I was first exposed to jazz when I was studying at the University of Puerto Rico. Nearby, I found a little record shop where the music coming from the store (Taller de Jazz Don Pedro) made me stop. I walked down the short stairs and towards the music and learned that the music playing was Clifford Brown and Max Roach

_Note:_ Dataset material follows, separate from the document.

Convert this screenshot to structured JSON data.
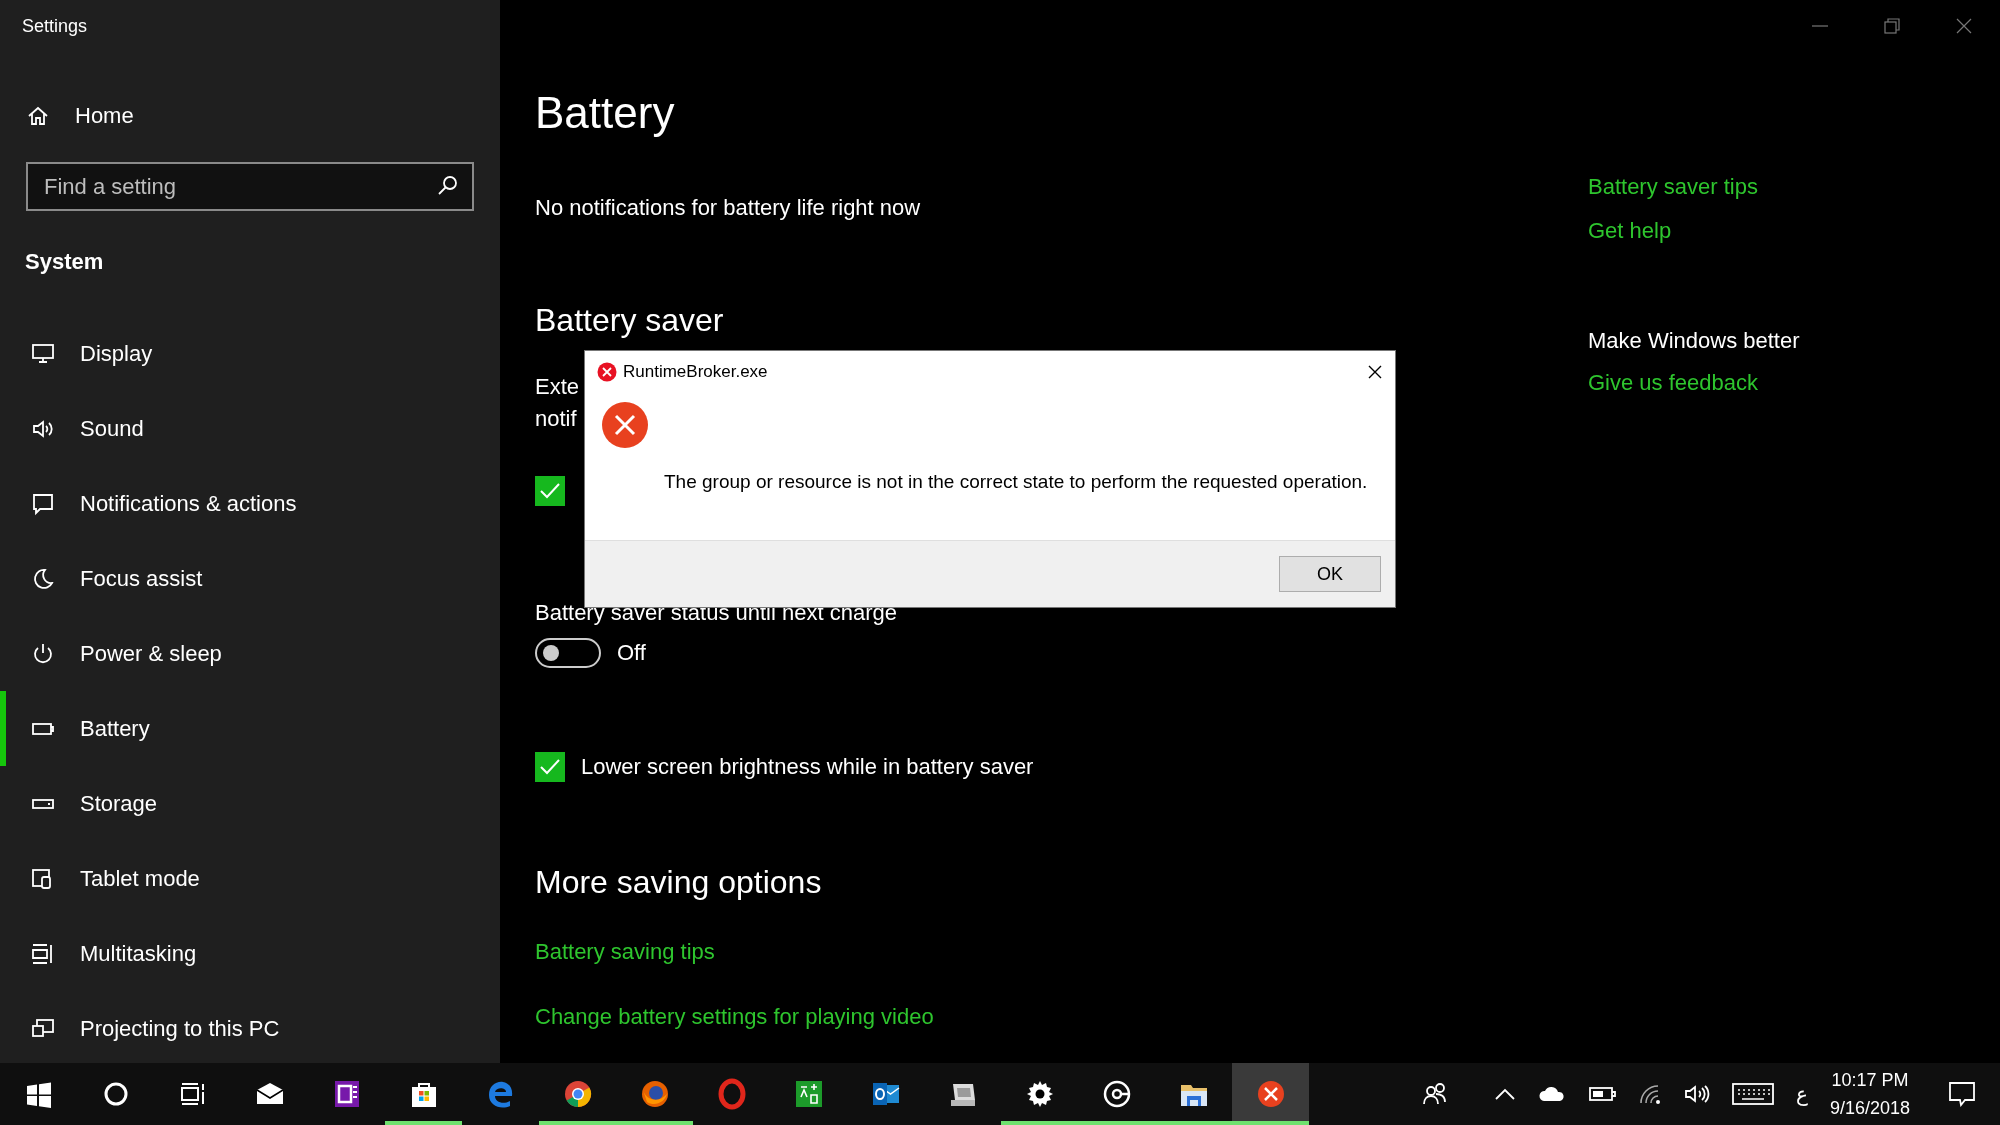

I was first exposed to jazz when I was studying at the University of Puerto Rico. Nearby, I found a little record shop where the music coming from the store (Taller de Jazz Don Pedro) made me stop. I walked down the short stairs and towards the music and learned that the music playing was Clifford Brown and Max Roach. I fell in love with it. I wondered around until the owner (Pedro Soto) asked if I needed help. He then introduced me to John Coltrane, Miles Davis, Gerry Mulligan and the rest is history. I walked out of the store with my first jazz recording: Clifford Brown and Max Roach at Basin Street.